The Curé of Ars, out of love for God and for those entrusted to him, didn’t mince words. His message may strike some today, as it did some in Ars in 1818, as too severe. He was reminding his people, however, of three essential truths that pastors in every age have the duty to make sure their parishioners never forget: first, there is a hell; second, there are mortal sins that, unabsolved, will lead us to hell; and third, voluntarily missing Mass on a Sunday and unnecessarily profaning the Lord’s Day are mortal sins.
Many then and now prefer not to think of hell or the mortal sins that can lead us there. They bristle when priests or concerned family members bring these subjects up and often react with scandalized outrage that someone would try to “scare” them into coming to Mass. They pronounce with an absolute moral authority — which they refuse to accord the Church as a whole! — “God would never send someone to Hell for merely missing Mass.” They do not want to face, however, the significance of their betrayal. Judas accounted Jesus less valuable than thirty pieces of silver. Many work on Sunday for far less than that.

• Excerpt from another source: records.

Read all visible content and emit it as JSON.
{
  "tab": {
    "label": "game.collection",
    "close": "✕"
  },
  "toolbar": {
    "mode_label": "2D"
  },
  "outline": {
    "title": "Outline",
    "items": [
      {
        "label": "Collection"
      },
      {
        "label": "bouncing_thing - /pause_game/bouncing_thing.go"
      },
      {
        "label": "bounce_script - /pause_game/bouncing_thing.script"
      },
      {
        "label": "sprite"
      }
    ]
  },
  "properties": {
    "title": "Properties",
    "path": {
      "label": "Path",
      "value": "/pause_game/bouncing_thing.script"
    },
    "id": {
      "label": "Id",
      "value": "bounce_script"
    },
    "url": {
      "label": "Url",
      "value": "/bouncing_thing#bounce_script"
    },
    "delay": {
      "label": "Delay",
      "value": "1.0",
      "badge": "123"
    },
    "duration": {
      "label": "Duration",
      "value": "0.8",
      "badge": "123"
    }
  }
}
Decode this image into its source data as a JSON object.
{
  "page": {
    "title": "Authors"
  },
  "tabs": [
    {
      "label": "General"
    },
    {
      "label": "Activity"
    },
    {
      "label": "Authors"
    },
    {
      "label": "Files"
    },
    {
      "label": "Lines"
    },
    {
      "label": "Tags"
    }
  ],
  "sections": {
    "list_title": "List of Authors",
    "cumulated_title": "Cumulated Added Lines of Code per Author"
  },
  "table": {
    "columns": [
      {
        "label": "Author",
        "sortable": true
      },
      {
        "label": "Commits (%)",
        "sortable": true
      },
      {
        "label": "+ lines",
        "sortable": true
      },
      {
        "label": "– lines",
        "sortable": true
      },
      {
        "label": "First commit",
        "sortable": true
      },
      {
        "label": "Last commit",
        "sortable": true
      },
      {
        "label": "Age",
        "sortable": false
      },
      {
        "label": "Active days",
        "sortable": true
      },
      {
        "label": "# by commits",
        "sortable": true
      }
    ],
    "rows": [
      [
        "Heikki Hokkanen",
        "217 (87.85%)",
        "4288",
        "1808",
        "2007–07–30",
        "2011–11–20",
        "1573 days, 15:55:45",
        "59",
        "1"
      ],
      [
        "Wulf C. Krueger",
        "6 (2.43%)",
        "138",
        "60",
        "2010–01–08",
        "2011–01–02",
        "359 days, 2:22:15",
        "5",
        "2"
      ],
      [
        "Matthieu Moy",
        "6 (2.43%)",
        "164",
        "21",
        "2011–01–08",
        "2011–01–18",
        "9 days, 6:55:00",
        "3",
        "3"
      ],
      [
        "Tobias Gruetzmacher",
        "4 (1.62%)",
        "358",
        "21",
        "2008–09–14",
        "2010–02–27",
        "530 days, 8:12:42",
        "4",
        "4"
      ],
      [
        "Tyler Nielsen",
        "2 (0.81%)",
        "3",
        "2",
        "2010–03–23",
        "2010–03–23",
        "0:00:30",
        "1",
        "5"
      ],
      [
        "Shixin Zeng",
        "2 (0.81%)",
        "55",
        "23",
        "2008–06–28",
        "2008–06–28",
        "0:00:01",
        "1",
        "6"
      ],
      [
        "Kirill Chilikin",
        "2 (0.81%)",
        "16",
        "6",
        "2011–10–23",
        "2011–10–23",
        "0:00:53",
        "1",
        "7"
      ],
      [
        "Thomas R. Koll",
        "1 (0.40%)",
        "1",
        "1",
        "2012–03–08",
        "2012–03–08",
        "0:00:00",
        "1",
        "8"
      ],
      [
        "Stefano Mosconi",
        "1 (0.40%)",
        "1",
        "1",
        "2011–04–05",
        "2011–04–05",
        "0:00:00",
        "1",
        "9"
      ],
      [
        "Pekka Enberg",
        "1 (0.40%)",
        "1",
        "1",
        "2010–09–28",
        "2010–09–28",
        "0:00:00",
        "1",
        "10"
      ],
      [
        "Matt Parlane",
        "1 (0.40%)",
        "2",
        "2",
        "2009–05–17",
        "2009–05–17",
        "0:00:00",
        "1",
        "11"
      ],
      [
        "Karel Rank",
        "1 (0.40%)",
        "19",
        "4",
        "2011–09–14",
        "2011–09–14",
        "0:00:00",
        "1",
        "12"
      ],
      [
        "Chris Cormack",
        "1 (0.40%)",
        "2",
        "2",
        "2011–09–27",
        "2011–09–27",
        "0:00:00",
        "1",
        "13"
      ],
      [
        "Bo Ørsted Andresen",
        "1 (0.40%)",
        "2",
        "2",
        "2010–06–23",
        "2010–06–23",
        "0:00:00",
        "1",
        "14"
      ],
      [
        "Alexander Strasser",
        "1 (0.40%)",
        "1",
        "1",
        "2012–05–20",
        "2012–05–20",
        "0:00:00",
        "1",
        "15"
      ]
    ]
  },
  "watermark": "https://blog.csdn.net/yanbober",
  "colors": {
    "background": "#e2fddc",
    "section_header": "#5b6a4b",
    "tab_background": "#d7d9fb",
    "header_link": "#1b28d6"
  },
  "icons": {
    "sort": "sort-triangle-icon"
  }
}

Vianney was not principally striving to scare his people into their religious duties as to remind them that missing Sunday Mass is not a small matter without eternal consequences. He principally wanted them to know that Sunday is a day of and for the Lord. “Sunday is the property of the good God,” he preached. “It is his own day, the Lord’s day. He made all the days of the week; he might have kept them all; he has given you six and has reserved only the seventh for himself. What right have you to meddle with what does not belong to you?”
It’s noteworthy that when God gave us the commandment to keep holy his day, he also told us the reason: “for you were once slaves in Egypt” (Deut 5:15). To work on Sunday, in other words, is a form of slavery — slavery to work or to what work can accomplish — from which God wanted to set us free. God gave us the gift of the Sabbath so we could be restored to our true identity by putting first the God in whose image we are made. Jesus himself came to give witness to the meaning of the Sabbath as a day for the worship of God and charity toward others.
For Vianney, Sunday was the time in which people recovered who they really are: “Man is not only a work horse, he is also a spirit created in the image of God! He has not only material needs and coarse appetites; he has needs of the soul and appetites of the heart. He lives not only by bread, but by prayer, faith, adoration and love.”
In addition to preaching, he would go out in search of his lost sheep. In his home visits, he politely invited and encouraged everyone to return to the sacraments, but most ignored him. So early on Sunday mornings, he would go out to the fields to reiterate his appeal. One day he encountered a man taking in his crop. Ashamed at being caught, the man tried to hide behind his cart. “O my friend,” Vianney said with palpable grief in his voice, “you seem very much surprised to find me here… but the good God sees you at all times. He it is whom you must fear.”
The cumulative result of all of these efforts was that, a few years after his arrival, almost everyone in the village was coming to Mass. That allowed the real work of forming them to be saints, which we’ll write about in future columns, to begin.
We live in a time when, on any given Sunday, only one out of four Catholics is coming to Mass. This Year for Priests is an opportunity for all practicing Catholics to imitate the love of St. John Vianney in going out to call the other three back, first by invitation and encouragement and next, if necessary, by not hesitating to remind them of the significance and the eternal stakes.
The conversion of our culture, like the conversion of Ars in the 1800s, cannot happen without it.